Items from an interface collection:
------------------------

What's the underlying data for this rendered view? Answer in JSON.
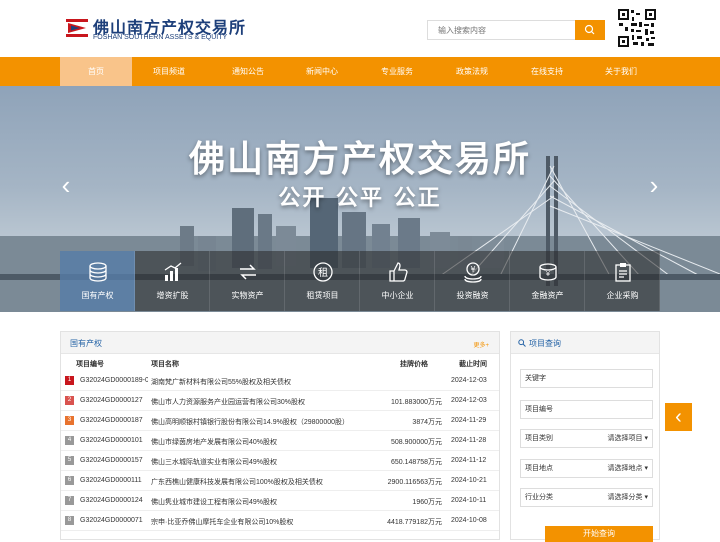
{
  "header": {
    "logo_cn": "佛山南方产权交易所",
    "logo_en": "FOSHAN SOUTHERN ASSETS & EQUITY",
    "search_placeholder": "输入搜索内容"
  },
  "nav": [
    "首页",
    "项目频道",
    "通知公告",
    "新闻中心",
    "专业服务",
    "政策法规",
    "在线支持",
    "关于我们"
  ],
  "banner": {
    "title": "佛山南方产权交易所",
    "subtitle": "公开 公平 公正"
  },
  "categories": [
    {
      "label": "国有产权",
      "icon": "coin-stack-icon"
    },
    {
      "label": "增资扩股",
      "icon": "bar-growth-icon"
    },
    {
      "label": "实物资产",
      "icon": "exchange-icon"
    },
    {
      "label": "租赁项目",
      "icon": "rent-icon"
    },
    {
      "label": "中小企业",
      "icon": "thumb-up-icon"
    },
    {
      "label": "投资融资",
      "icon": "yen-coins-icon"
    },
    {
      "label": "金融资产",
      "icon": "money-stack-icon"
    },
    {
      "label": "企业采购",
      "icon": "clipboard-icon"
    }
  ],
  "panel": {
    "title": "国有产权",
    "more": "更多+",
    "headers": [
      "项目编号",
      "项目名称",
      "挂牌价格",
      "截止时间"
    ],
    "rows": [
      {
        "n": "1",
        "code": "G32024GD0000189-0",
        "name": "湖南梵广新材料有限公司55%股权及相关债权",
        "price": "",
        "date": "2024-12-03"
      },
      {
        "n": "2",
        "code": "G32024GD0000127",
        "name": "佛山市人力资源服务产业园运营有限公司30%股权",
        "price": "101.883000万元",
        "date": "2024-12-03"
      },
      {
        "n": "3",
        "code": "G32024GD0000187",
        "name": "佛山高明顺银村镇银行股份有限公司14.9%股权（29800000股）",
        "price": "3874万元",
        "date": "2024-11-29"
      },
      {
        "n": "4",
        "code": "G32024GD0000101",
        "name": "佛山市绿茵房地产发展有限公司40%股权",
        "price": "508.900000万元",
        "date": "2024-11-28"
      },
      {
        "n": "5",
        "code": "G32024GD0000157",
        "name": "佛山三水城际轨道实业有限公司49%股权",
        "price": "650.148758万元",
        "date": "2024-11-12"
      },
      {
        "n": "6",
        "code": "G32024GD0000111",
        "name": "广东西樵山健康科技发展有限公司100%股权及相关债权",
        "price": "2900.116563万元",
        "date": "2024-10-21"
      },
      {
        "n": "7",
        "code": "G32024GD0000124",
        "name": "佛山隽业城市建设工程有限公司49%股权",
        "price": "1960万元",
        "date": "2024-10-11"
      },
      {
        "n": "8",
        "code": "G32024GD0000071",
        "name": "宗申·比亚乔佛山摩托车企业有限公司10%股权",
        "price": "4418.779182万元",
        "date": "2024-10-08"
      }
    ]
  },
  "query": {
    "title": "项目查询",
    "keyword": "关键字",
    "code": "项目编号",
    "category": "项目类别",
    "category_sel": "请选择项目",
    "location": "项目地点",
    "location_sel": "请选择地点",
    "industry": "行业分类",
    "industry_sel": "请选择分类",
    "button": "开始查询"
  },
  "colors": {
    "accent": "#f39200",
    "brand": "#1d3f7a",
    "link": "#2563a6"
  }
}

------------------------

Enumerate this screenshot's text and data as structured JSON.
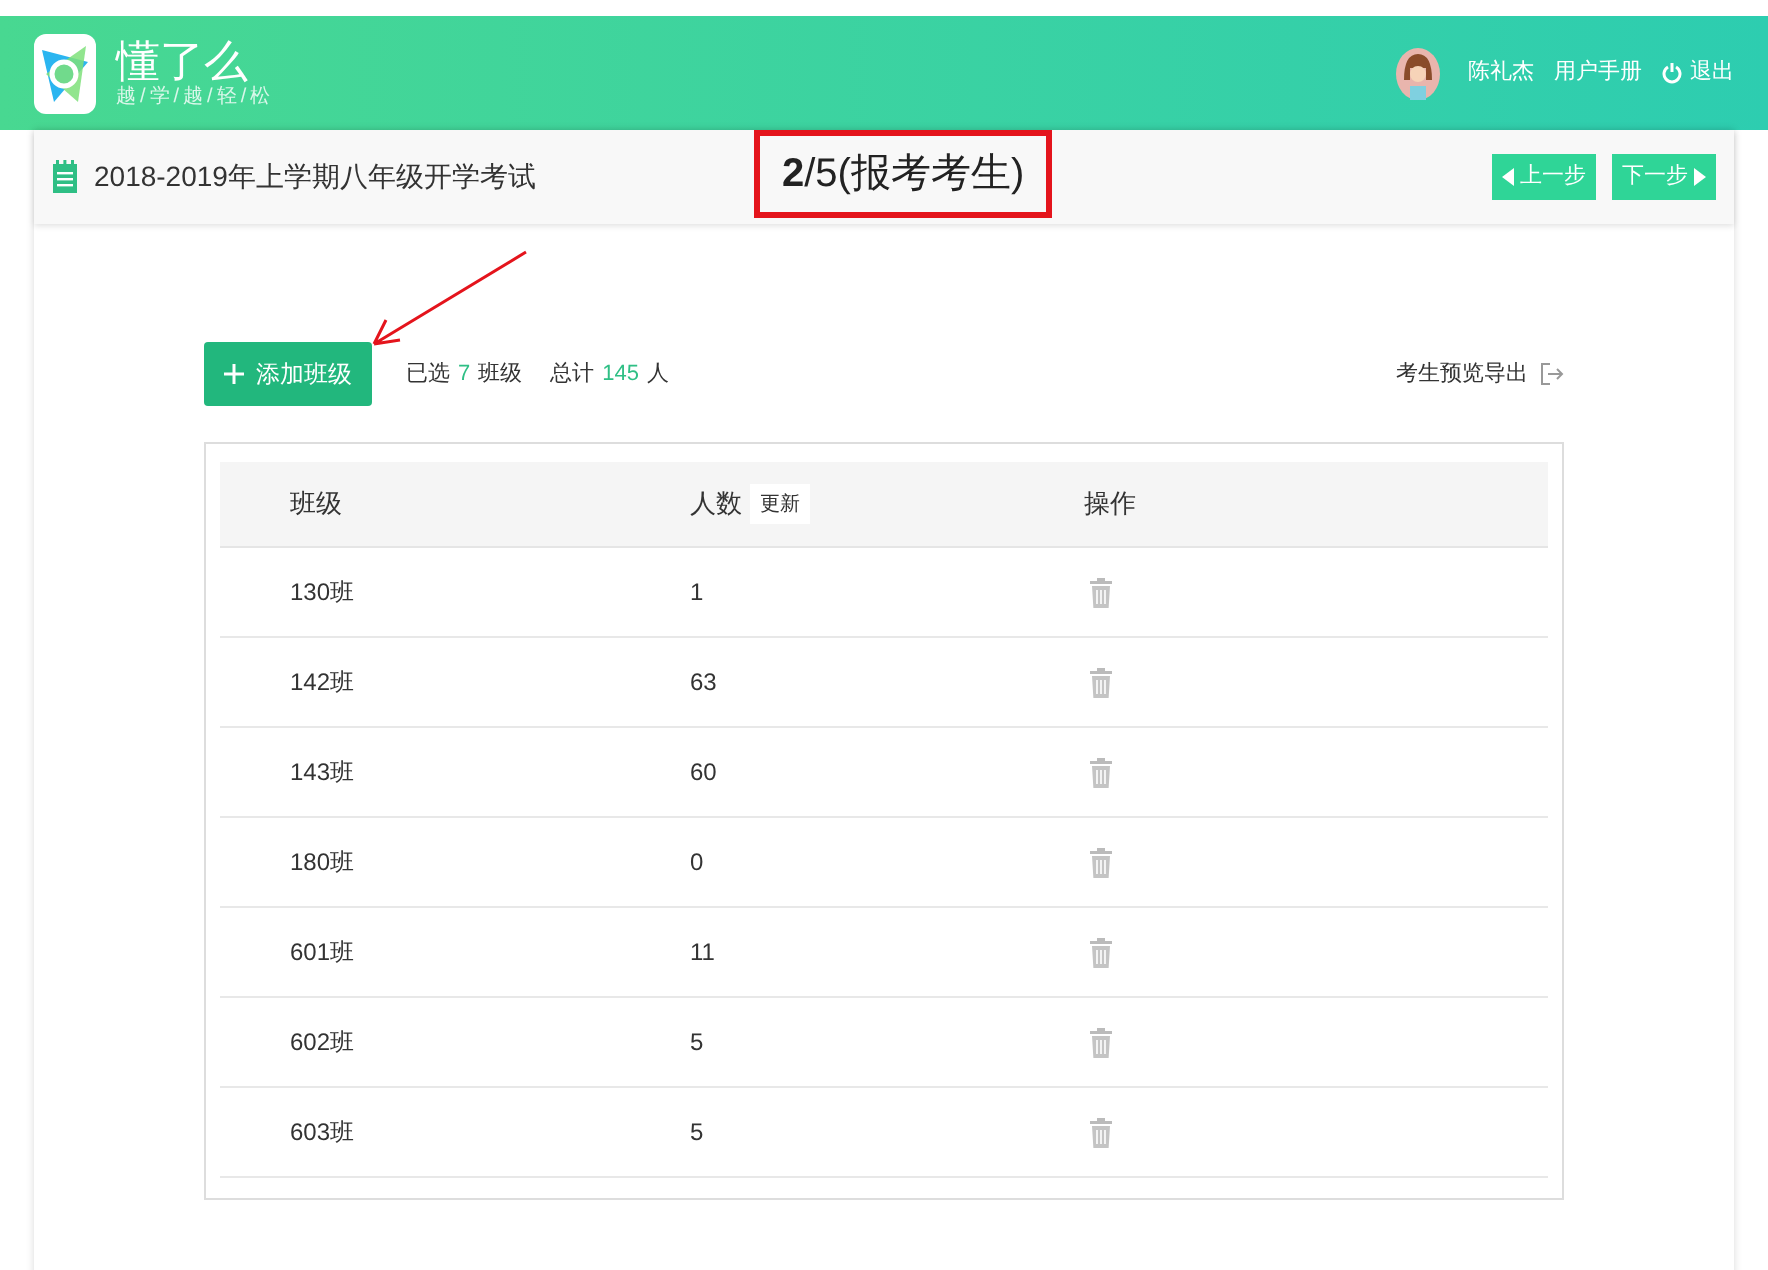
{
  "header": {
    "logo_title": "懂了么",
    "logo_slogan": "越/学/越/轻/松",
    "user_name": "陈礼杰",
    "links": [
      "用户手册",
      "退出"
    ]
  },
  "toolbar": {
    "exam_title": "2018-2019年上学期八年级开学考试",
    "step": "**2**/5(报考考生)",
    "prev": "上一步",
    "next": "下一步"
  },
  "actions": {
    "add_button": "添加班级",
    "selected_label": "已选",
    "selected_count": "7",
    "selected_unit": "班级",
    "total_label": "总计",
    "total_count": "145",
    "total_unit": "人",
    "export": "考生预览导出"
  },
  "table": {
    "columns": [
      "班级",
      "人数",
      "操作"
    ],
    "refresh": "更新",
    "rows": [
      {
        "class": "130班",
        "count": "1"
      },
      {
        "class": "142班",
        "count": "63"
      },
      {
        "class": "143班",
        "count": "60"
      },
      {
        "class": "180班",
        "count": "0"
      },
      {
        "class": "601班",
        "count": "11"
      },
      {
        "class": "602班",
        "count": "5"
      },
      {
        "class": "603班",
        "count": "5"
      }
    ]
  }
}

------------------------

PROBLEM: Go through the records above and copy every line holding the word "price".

SOLUTION FOR THIS EXERCISE:
        "price": "",
        "price": "101.883000万元",
        "price": "3874万元",
        "price": "508.900000万元",
        "price": "650.148758万元",
        "price": "2900.116563万元",
        "price": "1960万元",
        "price": "4418.779182万元",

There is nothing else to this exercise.